ASSIGNMENT - Count, in the listing that follows, every line containing the word "JSON". Give the number by itself.

----------

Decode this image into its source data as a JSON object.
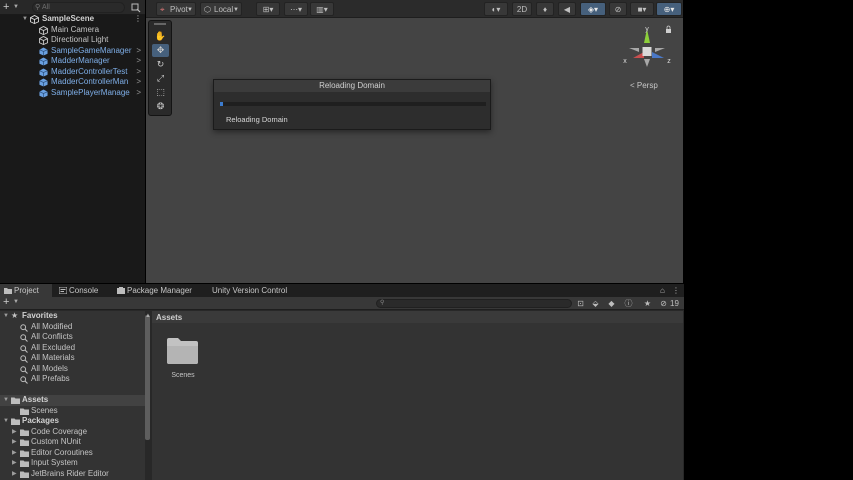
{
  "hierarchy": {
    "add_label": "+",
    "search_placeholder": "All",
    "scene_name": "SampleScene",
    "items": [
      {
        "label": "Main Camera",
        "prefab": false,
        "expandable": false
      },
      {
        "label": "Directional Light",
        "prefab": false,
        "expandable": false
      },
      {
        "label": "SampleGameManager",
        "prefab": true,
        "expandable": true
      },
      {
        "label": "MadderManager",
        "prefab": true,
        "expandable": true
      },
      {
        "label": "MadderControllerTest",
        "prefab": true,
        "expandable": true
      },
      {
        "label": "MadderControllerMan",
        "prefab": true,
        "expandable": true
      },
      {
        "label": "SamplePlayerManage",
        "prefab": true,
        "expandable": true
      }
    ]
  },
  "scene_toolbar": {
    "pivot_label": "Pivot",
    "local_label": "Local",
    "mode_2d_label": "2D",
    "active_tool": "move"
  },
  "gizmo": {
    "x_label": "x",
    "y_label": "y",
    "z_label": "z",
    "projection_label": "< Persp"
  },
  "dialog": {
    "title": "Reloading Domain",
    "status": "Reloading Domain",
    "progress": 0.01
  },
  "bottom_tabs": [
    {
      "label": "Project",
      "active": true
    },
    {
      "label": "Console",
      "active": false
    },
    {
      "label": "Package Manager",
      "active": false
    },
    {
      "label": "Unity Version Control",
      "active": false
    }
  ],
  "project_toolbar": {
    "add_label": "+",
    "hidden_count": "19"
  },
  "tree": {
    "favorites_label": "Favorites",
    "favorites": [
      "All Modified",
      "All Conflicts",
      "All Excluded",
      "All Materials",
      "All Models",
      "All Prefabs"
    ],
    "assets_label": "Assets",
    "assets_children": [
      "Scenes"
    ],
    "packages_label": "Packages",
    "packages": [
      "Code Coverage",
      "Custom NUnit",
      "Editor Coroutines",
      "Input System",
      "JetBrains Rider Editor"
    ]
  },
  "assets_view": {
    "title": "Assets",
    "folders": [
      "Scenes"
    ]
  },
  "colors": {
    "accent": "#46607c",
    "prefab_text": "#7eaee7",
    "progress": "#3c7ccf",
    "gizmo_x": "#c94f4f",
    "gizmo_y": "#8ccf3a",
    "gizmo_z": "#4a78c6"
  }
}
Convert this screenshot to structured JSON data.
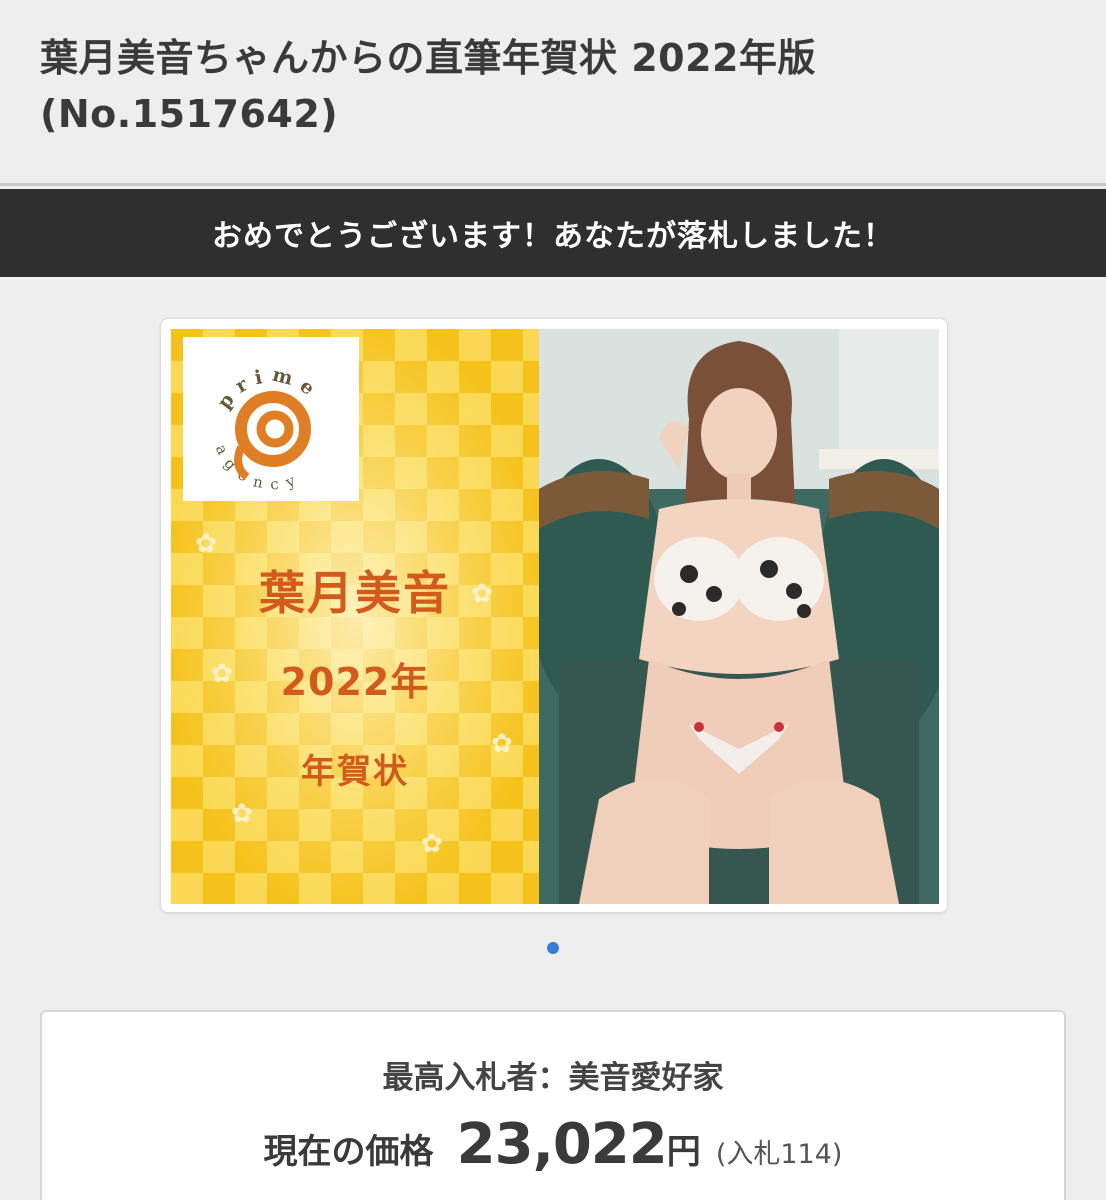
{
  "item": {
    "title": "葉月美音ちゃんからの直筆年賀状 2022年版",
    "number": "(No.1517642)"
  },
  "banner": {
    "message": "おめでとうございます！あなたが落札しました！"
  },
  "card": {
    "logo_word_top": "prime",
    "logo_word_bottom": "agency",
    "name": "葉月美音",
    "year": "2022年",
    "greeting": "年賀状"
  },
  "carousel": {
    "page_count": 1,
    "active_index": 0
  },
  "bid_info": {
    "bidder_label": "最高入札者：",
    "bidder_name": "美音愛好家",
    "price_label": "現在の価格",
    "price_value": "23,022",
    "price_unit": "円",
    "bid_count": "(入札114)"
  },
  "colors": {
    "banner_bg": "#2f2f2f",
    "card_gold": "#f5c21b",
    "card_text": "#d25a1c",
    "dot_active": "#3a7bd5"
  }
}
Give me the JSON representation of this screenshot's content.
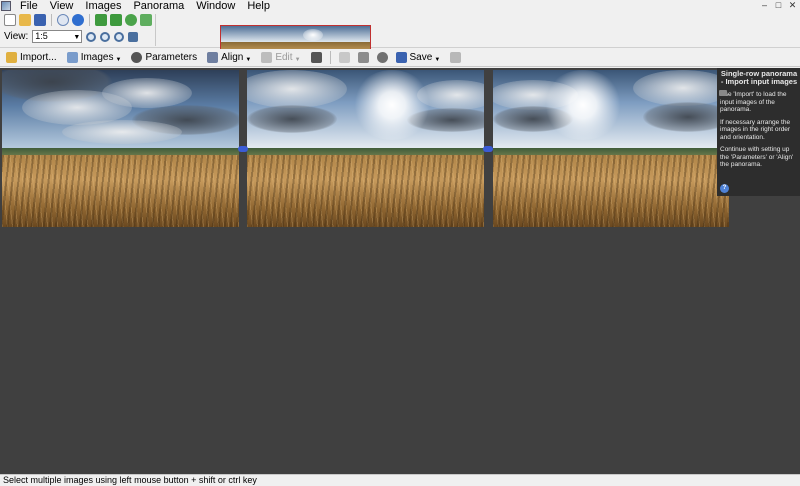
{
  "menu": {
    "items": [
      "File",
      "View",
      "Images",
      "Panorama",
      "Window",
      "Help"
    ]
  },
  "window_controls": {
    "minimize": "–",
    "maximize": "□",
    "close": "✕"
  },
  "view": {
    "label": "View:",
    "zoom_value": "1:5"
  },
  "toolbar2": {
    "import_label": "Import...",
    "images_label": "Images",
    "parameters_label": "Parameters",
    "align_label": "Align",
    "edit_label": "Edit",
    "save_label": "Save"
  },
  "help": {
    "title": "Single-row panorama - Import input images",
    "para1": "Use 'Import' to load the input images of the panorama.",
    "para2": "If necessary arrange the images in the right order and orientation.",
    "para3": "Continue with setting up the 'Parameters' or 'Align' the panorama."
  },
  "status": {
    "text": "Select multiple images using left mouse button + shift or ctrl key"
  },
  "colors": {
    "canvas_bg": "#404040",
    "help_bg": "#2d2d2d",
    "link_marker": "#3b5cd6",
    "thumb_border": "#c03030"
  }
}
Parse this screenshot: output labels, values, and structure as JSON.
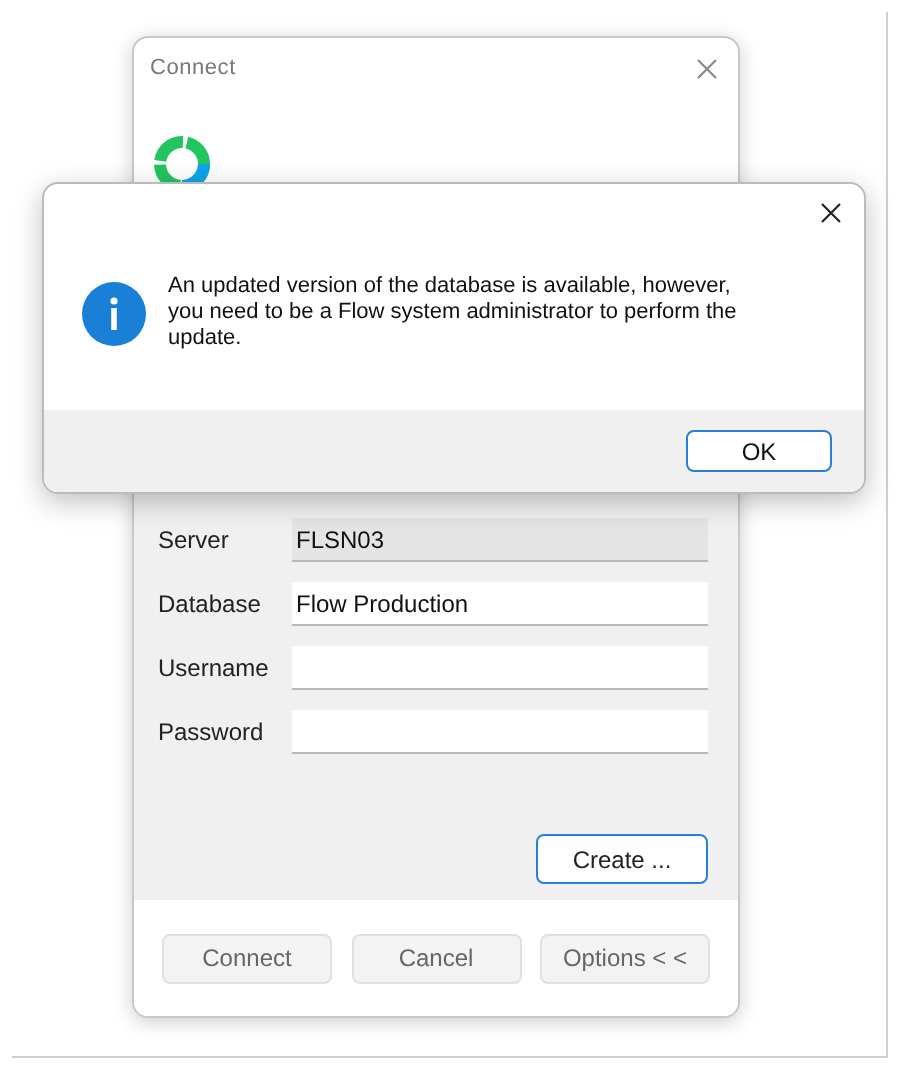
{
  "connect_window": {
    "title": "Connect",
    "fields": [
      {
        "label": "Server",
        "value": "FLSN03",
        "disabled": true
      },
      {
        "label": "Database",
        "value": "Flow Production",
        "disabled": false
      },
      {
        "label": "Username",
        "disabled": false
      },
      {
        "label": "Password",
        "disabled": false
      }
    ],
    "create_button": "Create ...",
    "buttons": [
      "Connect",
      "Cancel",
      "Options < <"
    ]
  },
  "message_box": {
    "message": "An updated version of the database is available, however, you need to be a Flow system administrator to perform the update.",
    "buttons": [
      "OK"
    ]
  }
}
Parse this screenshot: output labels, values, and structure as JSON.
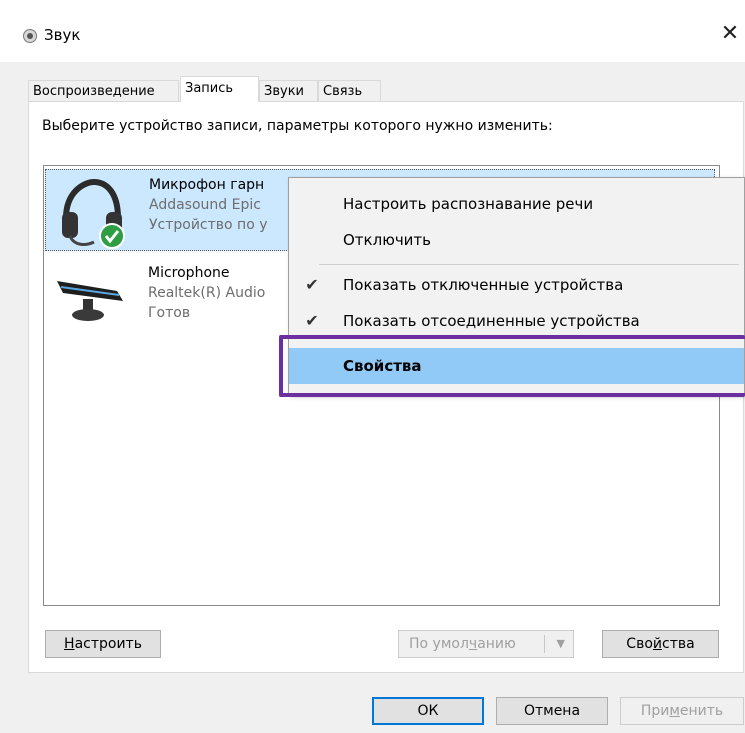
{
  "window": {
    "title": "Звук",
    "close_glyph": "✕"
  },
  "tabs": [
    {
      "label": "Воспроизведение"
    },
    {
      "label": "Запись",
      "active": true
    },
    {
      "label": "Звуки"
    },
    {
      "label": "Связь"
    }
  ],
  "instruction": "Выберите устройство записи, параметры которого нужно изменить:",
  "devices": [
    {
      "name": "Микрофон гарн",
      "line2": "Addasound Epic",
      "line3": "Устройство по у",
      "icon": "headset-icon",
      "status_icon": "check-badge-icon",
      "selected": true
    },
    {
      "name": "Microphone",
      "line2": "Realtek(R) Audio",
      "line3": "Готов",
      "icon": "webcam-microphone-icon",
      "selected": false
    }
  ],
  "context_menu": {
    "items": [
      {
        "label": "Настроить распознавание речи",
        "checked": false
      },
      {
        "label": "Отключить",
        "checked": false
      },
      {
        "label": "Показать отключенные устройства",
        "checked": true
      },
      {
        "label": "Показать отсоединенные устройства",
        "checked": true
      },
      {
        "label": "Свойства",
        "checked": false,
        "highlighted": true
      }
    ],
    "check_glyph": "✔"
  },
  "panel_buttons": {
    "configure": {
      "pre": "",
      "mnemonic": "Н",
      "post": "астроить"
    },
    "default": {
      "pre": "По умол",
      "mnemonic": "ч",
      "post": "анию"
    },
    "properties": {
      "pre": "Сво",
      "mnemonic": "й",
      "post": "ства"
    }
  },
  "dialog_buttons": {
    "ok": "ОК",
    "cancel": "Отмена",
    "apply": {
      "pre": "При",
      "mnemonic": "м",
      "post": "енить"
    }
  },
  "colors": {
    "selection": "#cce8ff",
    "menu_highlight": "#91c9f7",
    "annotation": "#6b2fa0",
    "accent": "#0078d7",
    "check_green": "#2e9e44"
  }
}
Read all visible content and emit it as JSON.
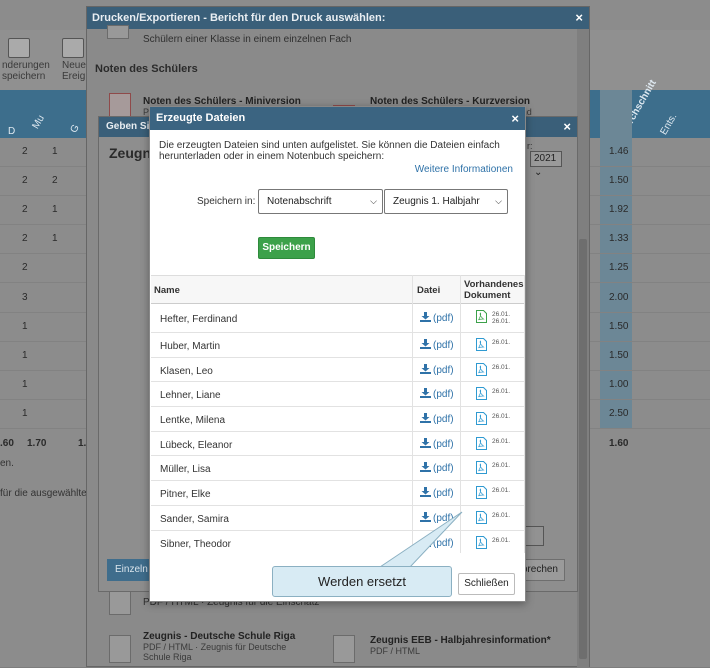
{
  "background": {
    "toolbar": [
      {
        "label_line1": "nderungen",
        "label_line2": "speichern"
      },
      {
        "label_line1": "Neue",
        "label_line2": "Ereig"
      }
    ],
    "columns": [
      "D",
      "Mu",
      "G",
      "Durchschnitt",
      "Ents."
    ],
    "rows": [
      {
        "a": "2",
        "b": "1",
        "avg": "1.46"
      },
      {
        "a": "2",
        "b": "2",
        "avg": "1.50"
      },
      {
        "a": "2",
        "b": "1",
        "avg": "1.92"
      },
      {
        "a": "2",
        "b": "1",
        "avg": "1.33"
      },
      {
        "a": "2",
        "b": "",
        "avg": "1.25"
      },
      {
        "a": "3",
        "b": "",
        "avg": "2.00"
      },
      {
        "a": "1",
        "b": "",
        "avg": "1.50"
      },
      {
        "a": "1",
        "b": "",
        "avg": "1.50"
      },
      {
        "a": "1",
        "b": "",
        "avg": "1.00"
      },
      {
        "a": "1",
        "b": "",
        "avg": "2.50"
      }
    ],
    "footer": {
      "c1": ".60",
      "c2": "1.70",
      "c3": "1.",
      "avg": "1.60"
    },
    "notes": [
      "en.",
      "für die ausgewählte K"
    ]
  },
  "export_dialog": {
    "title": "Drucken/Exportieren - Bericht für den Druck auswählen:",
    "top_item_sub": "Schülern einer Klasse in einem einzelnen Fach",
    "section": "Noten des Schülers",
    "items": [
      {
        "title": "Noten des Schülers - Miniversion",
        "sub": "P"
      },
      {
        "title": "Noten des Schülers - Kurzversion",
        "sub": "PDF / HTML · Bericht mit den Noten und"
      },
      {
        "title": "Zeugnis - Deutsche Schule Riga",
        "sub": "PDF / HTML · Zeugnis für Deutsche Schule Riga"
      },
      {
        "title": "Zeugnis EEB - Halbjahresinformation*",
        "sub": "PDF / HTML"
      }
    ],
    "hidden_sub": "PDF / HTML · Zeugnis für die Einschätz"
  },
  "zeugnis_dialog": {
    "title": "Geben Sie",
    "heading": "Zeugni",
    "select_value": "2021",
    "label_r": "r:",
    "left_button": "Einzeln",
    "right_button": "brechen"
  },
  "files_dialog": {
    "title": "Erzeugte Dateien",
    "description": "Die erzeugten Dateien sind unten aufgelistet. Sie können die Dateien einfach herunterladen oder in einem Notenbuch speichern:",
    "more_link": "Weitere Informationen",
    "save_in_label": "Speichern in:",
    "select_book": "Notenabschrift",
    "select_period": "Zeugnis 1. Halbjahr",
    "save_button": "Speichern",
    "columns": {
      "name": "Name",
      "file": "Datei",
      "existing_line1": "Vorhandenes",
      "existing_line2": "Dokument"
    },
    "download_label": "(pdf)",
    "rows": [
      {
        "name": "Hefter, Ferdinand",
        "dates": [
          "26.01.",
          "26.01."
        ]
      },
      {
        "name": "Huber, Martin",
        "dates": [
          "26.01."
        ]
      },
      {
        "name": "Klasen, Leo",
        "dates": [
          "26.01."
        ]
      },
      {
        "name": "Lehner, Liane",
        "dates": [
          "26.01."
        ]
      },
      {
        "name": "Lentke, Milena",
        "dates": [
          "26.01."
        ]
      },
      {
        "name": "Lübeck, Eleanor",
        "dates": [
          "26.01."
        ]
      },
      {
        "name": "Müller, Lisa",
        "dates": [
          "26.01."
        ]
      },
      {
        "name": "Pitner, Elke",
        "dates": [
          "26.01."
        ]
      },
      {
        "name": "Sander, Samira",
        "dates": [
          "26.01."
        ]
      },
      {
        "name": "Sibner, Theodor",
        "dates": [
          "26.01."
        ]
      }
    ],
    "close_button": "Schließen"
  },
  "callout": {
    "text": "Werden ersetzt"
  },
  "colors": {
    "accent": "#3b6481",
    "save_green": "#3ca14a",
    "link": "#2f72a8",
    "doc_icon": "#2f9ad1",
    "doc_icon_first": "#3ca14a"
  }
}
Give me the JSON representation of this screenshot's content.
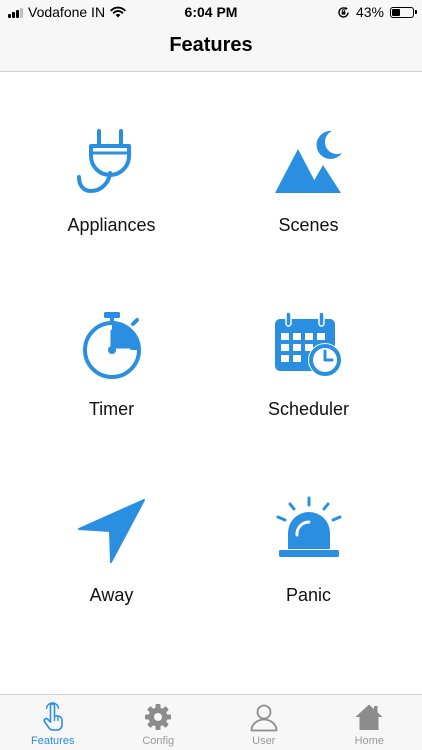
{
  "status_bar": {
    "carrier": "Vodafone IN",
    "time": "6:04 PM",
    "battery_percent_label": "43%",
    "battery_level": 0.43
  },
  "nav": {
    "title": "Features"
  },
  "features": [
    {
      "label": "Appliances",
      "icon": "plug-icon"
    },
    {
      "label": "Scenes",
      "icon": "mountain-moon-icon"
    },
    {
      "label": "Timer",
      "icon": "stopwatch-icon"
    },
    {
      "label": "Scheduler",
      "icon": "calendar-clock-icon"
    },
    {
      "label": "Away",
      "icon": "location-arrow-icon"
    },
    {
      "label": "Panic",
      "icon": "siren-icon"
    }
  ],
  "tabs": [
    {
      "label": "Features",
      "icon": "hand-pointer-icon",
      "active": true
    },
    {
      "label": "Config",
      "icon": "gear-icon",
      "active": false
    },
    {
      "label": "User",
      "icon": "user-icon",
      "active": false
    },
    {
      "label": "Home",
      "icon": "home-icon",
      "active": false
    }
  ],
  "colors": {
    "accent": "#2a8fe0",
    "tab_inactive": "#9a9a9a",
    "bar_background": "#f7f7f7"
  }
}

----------

EXERCISE ANSWER - 7